─── Supplied entries

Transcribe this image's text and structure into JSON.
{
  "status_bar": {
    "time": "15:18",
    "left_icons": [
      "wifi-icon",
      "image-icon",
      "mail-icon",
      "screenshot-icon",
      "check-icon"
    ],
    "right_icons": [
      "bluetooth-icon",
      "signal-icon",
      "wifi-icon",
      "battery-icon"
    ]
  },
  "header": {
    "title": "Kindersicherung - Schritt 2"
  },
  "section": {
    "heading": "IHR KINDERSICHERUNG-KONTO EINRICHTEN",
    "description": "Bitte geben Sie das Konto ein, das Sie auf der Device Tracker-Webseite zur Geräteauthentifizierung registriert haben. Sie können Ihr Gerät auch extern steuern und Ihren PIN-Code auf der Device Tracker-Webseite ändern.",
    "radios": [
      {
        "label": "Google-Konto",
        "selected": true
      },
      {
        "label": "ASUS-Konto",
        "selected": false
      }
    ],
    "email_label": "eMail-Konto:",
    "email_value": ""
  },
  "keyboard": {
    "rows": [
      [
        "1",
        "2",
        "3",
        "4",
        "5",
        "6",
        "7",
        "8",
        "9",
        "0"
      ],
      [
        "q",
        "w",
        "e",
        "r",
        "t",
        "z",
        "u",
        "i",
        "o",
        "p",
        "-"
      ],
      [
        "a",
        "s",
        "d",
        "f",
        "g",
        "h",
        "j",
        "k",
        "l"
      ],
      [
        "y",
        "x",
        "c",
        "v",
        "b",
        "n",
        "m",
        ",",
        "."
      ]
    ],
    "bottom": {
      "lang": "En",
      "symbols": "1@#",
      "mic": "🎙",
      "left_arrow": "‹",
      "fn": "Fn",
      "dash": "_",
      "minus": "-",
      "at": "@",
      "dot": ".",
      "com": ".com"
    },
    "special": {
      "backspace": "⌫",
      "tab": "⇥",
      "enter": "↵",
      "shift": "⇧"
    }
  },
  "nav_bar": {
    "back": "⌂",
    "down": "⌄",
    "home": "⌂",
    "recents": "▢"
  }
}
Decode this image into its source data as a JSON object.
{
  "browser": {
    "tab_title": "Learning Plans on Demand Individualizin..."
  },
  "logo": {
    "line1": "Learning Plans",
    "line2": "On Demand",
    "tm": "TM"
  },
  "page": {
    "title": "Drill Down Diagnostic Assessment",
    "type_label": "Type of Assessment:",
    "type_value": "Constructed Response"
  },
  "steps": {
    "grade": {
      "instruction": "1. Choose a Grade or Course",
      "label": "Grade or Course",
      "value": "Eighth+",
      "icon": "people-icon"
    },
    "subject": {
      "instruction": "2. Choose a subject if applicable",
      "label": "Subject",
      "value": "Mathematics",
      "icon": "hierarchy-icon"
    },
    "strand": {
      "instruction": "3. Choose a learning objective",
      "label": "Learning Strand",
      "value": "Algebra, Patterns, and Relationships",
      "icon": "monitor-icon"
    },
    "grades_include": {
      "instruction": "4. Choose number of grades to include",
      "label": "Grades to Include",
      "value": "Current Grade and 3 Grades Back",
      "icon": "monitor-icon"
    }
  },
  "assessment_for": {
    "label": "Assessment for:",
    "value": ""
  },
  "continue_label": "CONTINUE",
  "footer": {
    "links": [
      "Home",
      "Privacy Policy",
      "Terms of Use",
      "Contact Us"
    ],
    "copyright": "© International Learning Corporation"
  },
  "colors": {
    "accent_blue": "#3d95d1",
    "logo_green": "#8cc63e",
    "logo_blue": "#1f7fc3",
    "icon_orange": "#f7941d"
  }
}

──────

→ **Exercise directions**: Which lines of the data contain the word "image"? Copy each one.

→ **Response area**:
Transcribe this image's text and structure into JSON.
      "image-icon",
Decode this image into its source data as a JSON object.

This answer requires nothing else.